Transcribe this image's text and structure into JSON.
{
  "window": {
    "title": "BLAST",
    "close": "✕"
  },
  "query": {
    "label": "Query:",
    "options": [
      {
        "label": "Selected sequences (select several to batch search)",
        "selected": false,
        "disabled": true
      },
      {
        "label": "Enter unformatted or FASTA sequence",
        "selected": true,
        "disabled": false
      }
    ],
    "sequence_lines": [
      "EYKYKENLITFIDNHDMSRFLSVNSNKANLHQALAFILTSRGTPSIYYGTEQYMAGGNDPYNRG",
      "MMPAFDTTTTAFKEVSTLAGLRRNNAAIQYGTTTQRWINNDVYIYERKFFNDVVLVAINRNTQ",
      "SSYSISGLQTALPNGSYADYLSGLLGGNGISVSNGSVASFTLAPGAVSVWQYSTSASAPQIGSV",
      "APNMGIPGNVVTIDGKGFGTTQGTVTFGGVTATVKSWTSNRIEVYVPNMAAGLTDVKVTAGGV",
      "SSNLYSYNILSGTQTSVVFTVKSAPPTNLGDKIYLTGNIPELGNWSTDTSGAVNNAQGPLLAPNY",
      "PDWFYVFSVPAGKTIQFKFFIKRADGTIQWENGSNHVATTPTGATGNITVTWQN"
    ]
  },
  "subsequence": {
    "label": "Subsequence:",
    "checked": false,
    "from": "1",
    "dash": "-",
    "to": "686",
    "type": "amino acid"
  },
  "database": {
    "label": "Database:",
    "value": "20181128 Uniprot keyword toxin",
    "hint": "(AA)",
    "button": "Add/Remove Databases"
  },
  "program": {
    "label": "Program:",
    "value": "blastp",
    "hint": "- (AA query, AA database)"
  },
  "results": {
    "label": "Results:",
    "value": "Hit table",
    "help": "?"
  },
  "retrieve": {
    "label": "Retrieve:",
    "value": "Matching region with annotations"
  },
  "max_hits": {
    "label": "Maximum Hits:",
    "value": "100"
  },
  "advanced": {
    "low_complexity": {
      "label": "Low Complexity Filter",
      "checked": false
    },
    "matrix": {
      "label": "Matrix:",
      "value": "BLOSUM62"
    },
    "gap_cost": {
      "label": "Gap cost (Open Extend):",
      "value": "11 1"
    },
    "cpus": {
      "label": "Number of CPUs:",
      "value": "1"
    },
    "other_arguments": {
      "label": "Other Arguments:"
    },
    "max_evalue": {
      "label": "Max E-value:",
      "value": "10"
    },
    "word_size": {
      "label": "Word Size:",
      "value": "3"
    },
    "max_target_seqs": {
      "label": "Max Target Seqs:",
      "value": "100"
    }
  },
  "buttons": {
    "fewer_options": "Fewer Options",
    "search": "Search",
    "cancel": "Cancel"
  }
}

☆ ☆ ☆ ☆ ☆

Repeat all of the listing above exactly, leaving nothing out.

Transcribe this image's text and structure into JSON.
{
  "window": {
    "title": "BLAST",
    "close": "✕"
  },
  "query": {
    "label": "Query:",
    "options": [
      {
        "label": "Selected sequences (select several to batch search)",
        "selected": false,
        "disabled": true
      },
      {
        "label": "Enter unformatted or FASTA sequence",
        "selected": true,
        "disabled": false
      }
    ],
    "sequence_lines": [
      "EYKYKENLITFIDNHDMSRFLSVNSNKANLHQALAFILTSRGTPSIYYGTEQYMAGGNDPYNRG",
      "MMPAFDTTTTAFKEVSTLAGLRRNNAAIQYGTTTQRWINNDVYIYERKFFNDVVLVAINRNTQ",
      "SSYSISGLQTALPNGSYADYLSGLLGGNGISVSNGSVASFTLAPGAVSVWQYSTSASAPQIGSV",
      "APNMGIPGNVVTIDGKGFGTTQGTVTFGGVTATVKSWTSNRIEVYVPNMAAGLTDVKVTAGGV",
      "SSNLYSYNILSGTQTSVVFTVKSAPPTNLGDKIYLTGNIPELGNWSTDTSGAVNNAQGPLLAPNY",
      "PDWFYVFSVPAGKTIQFKFFIKRADGTIQWENGSNHVATTPTGATGNITVTWQN"
    ]
  },
  "subsequence": {
    "label": "Subsequence:",
    "checked": false,
    "from": "1",
    "dash": "-",
    "to": "686",
    "type": "amino acid"
  },
  "database": {
    "label": "Database:",
    "value": "20181128 Uniprot keyword toxin",
    "hint": "(AA)",
    "button": "Add/Remove Databases"
  },
  "program": {
    "label": "Program:",
    "value": "blastp",
    "hint": "- (AA query, AA database)"
  },
  "results": {
    "label": "Results:",
    "value": "Hit table",
    "help": "?"
  },
  "retrieve": {
    "label": "Retrieve:",
    "value": "Matching region with annotations"
  },
  "max_hits": {
    "label": "Maximum Hits:",
    "value": "100"
  },
  "advanced": {
    "low_complexity": {
      "label": "Low Complexity Filter",
      "checked": false
    },
    "matrix": {
      "label": "Matrix:",
      "value": "BLOSUM62"
    },
    "gap_cost": {
      "label": "Gap cost (Open Extend):",
      "value": "11 1"
    },
    "cpus": {
      "label": "Number of CPUs:",
      "value": "1"
    },
    "other_arguments": {
      "label": "Other Arguments:"
    },
    "max_evalue": {
      "label": "Max E-value:",
      "value": "10"
    },
    "word_size": {
      "label": "Word Size:",
      "value": "3"
    },
    "max_target_seqs": {
      "label": "Max Target Seqs:",
      "value": "100"
    }
  },
  "buttons": {
    "fewer_options": "Fewer Options",
    "search": "Search",
    "cancel": "Cancel"
  }
}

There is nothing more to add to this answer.